# TO DO
The full set of entries has to be output exactly.

/---

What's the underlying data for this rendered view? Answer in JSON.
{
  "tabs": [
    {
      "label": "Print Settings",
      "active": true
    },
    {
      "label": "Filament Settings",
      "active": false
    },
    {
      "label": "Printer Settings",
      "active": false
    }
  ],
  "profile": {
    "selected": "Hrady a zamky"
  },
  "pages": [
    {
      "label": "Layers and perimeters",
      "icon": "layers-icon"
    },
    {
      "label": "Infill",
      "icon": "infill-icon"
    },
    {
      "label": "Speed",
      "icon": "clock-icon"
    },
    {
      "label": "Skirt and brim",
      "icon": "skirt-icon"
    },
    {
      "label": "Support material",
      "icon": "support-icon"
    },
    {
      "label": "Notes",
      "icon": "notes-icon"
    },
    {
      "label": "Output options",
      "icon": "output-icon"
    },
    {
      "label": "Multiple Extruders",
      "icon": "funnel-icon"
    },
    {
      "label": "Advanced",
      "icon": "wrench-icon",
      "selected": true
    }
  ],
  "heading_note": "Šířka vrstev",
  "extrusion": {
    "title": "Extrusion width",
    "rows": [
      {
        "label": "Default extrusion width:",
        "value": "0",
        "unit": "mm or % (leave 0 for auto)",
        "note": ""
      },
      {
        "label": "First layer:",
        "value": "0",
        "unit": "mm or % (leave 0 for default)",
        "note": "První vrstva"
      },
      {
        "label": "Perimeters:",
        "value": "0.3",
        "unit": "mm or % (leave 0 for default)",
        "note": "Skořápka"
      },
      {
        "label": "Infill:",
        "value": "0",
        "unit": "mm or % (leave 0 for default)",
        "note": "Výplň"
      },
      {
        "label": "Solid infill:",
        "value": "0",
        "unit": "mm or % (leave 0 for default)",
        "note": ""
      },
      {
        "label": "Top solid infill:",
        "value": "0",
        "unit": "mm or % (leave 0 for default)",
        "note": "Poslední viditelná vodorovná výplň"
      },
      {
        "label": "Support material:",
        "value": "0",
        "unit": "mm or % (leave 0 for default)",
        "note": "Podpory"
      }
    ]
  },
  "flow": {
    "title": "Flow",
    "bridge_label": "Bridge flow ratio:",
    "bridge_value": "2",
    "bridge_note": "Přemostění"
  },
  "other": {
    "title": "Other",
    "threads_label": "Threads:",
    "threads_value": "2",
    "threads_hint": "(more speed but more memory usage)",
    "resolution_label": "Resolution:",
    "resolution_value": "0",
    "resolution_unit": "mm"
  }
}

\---

# REPLY
What's the underlying data for this rendered view? Answer in JSON.
{
  "tabs": [
    {
      "label": "Print Settings",
      "active": true
    },
    {
      "label": "Filament Settings",
      "active": false
    },
    {
      "label": "Printer Settings",
      "active": false
    }
  ],
  "profile": {
    "selected": "Hrady a zamky"
  },
  "pages": [
    {
      "label": "Layers and perimeters",
      "icon": "layers-icon"
    },
    {
      "label": "Infill",
      "icon": "infill-icon"
    },
    {
      "label": "Speed",
      "icon": "clock-icon"
    },
    {
      "label": "Skirt and brim",
      "icon": "skirt-icon"
    },
    {
      "label": "Support material",
      "icon": "support-icon"
    },
    {
      "label": "Notes",
      "icon": "notes-icon"
    },
    {
      "label": "Output options",
      "icon": "output-icon"
    },
    {
      "label": "Multiple Extruders",
      "icon": "funnel-icon"
    },
    {
      "label": "Advanced",
      "icon": "wrench-icon",
      "selected": true
    }
  ],
  "heading_note": "Šířka vrstev",
  "extrusion": {
    "title": "Extrusion width",
    "rows": [
      {
        "label": "Default extrusion width:",
        "value": "0",
        "unit": "mm or % (leave 0 for auto)",
        "note": ""
      },
      {
        "label": "First layer:",
        "value": "0",
        "unit": "mm or % (leave 0 for default)",
        "note": "První vrstva"
      },
      {
        "label": "Perimeters:",
        "value": "0.3",
        "unit": "mm or % (leave 0 for default)",
        "note": "Skořápka"
      },
      {
        "label": "Infill:",
        "value": "0",
        "unit": "mm or % (leave 0 for default)",
        "note": "Výplň"
      },
      {
        "label": "Solid infill:",
        "value": "0",
        "unit": "mm or % (leave 0 for default)",
        "note": ""
      },
      {
        "label": "Top solid infill:",
        "value": "0",
        "unit": "mm or % (leave 0 for default)",
        "note": "Poslední viditelná vodorovná výplň"
      },
      {
        "label": "Support material:",
        "value": "0",
        "unit": "mm or % (leave 0 for default)",
        "note": "Podpory"
      }
    ]
  },
  "flow": {
    "title": "Flow",
    "bridge_label": "Bridge flow ratio:",
    "bridge_value": "2",
    "bridge_note": "Přemostění"
  },
  "other": {
    "title": "Other",
    "threads_label": "Threads:",
    "threads_value": "2",
    "threads_hint": "(more speed but more memory usage)",
    "resolution_label": "Resolution:",
    "resolution_value": "0",
    "resolution_unit": "mm"
  }
}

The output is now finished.